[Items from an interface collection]
>>>

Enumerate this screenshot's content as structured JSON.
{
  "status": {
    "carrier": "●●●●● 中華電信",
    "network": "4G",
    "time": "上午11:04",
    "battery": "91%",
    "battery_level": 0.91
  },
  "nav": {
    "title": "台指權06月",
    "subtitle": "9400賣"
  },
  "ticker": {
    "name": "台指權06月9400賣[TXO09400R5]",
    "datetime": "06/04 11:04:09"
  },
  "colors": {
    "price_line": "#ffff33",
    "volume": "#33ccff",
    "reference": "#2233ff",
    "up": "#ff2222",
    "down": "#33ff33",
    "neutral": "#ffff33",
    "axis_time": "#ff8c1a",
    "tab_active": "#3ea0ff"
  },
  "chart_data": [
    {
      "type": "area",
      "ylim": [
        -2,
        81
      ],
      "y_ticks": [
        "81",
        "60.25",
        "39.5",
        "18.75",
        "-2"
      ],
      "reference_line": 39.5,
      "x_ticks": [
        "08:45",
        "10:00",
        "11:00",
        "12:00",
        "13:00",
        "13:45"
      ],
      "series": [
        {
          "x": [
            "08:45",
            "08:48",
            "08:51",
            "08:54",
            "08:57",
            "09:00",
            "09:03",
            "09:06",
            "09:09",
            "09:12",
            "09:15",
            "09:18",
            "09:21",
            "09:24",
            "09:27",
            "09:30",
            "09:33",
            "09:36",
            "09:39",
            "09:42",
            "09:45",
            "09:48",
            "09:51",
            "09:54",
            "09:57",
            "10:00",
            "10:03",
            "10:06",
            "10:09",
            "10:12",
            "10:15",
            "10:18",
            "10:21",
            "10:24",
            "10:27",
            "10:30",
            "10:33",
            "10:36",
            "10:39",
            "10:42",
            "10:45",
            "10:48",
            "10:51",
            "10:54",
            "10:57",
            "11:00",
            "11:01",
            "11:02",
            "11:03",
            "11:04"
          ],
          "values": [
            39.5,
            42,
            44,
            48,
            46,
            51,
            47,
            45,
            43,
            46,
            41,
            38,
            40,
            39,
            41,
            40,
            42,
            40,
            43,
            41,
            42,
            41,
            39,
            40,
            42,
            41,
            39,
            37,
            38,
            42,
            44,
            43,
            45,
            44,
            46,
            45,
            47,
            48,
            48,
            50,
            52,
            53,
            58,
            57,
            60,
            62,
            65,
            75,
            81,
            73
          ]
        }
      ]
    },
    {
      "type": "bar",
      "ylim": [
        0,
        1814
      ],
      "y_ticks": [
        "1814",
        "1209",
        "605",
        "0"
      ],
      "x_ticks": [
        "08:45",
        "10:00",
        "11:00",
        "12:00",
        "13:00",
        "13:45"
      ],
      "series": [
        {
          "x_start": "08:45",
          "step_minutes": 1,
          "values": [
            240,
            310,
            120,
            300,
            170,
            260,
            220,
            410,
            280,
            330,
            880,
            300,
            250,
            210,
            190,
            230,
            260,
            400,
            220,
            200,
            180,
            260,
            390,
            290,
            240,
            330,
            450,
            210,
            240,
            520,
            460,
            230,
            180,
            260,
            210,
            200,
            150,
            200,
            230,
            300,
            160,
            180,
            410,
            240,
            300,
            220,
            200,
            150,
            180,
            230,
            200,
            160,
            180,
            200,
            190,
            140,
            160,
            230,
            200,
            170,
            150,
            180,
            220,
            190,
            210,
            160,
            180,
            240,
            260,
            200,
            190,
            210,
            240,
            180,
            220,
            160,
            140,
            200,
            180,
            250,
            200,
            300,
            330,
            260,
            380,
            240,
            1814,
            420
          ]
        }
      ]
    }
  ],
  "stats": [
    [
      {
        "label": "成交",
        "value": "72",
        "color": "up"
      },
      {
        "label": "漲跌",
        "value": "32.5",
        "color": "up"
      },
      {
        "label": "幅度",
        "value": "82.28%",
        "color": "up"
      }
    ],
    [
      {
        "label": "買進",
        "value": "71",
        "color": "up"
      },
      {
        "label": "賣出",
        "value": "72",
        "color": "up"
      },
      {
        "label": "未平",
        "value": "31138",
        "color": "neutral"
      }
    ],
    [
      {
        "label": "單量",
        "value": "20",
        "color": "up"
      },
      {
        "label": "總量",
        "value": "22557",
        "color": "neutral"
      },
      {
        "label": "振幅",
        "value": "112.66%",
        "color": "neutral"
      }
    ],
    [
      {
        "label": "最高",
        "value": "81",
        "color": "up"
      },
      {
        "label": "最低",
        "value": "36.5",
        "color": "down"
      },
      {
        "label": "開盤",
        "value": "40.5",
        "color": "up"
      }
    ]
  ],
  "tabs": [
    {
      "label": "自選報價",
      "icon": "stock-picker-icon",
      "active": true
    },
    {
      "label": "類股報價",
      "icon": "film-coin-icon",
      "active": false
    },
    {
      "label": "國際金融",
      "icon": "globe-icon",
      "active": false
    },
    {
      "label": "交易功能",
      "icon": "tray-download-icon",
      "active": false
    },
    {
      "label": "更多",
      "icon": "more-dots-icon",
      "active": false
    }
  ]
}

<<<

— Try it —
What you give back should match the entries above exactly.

— Response —
Enumerate this screenshot's content as structured JSON.
{
  "status": {
    "carrier": "●●●●● 中華電信",
    "network": "4G",
    "time": "上午11:04",
    "battery": "91%",
    "battery_level": 0.91
  },
  "nav": {
    "title": "台指權06月",
    "subtitle": "9400賣"
  },
  "ticker": {
    "name": "台指權06月9400賣[TXO09400R5]",
    "datetime": "06/04 11:04:09"
  },
  "colors": {
    "price_line": "#ffff33",
    "volume": "#33ccff",
    "reference": "#2233ff",
    "up": "#ff2222",
    "down": "#33ff33",
    "neutral": "#ffff33",
    "axis_time": "#ff8c1a",
    "tab_active": "#3ea0ff"
  },
  "chart_data": [
    {
      "type": "area",
      "ylim": [
        -2,
        81
      ],
      "y_ticks": [
        "81",
        "60.25",
        "39.5",
        "18.75",
        "-2"
      ],
      "reference_line": 39.5,
      "x_ticks": [
        "08:45",
        "10:00",
        "11:00",
        "12:00",
        "13:00",
        "13:45"
      ],
      "series": [
        {
          "x": [
            "08:45",
            "08:48",
            "08:51",
            "08:54",
            "08:57",
            "09:00",
            "09:03",
            "09:06",
            "09:09",
            "09:12",
            "09:15",
            "09:18",
            "09:21",
            "09:24",
            "09:27",
            "09:30",
            "09:33",
            "09:36",
            "09:39",
            "09:42",
            "09:45",
            "09:48",
            "09:51",
            "09:54",
            "09:57",
            "10:00",
            "10:03",
            "10:06",
            "10:09",
            "10:12",
            "10:15",
            "10:18",
            "10:21",
            "10:24",
            "10:27",
            "10:30",
            "10:33",
            "10:36",
            "10:39",
            "10:42",
            "10:45",
            "10:48",
            "10:51",
            "10:54",
            "10:57",
            "11:00",
            "11:01",
            "11:02",
            "11:03",
            "11:04"
          ],
          "values": [
            39.5,
            42,
            44,
            48,
            46,
            51,
            47,
            45,
            43,
            46,
            41,
            38,
            40,
            39,
            41,
            40,
            42,
            40,
            43,
            41,
            42,
            41,
            39,
            40,
            42,
            41,
            39,
            37,
            38,
            42,
            44,
            43,
            45,
            44,
            46,
            45,
            47,
            48,
            48,
            50,
            52,
            53,
            58,
            57,
            60,
            62,
            65,
            75,
            81,
            73
          ]
        }
      ]
    },
    {
      "type": "bar",
      "ylim": [
        0,
        1814
      ],
      "y_ticks": [
        "1814",
        "1209",
        "605",
        "0"
      ],
      "x_ticks": [
        "08:45",
        "10:00",
        "11:00",
        "12:00",
        "13:00",
        "13:45"
      ],
      "series": [
        {
          "x_start": "08:45",
          "step_minutes": 1,
          "values": [
            240,
            310,
            120,
            300,
            170,
            260,
            220,
            410,
            280,
            330,
            880,
            300,
            250,
            210,
            190,
            230,
            260,
            400,
            220,
            200,
            180,
            260,
            390,
            290,
            240,
            330,
            450,
            210,
            240,
            520,
            460,
            230,
            180,
            260,
            210,
            200,
            150,
            200,
            230,
            300,
            160,
            180,
            410,
            240,
            300,
            220,
            200,
            150,
            180,
            230,
            200,
            160,
            180,
            200,
            190,
            140,
            160,
            230,
            200,
            170,
            150,
            180,
            220,
            190,
            210,
            160,
            180,
            240,
            260,
            200,
            190,
            210,
            240,
            180,
            220,
            160,
            140,
            200,
            180,
            250,
            200,
            300,
            330,
            260,
            380,
            240,
            1814,
            420
          ]
        }
      ]
    }
  ],
  "stats": [
    [
      {
        "label": "成交",
        "value": "72",
        "color": "up"
      },
      {
        "label": "漲跌",
        "value": "32.5",
        "color": "up"
      },
      {
        "label": "幅度",
        "value": "82.28%",
        "color": "up"
      }
    ],
    [
      {
        "label": "買進",
        "value": "71",
        "color": "up"
      },
      {
        "label": "賣出",
        "value": "72",
        "color": "up"
      },
      {
        "label": "未平",
        "value": "31138",
        "color": "neutral"
      }
    ],
    [
      {
        "label": "單量",
        "value": "20",
        "color": "up"
      },
      {
        "label": "總量",
        "value": "22557",
        "color": "neutral"
      },
      {
        "label": "振幅",
        "value": "112.66%",
        "color": "neutral"
      }
    ],
    [
      {
        "label": "最高",
        "value": "81",
        "color": "up"
      },
      {
        "label": "最低",
        "value": "36.5",
        "color": "down"
      },
      {
        "label": "開盤",
        "value": "40.5",
        "color": "up"
      }
    ]
  ],
  "tabs": [
    {
      "label": "自選報價",
      "icon": "stock-picker-icon",
      "active": true
    },
    {
      "label": "類股報價",
      "icon": "film-coin-icon",
      "active": false
    },
    {
      "label": "國際金融",
      "icon": "globe-icon",
      "active": false
    },
    {
      "label": "交易功能",
      "icon": "tray-download-icon",
      "active": false
    },
    {
      "label": "更多",
      "icon": "more-dots-icon",
      "active": false
    }
  ]
}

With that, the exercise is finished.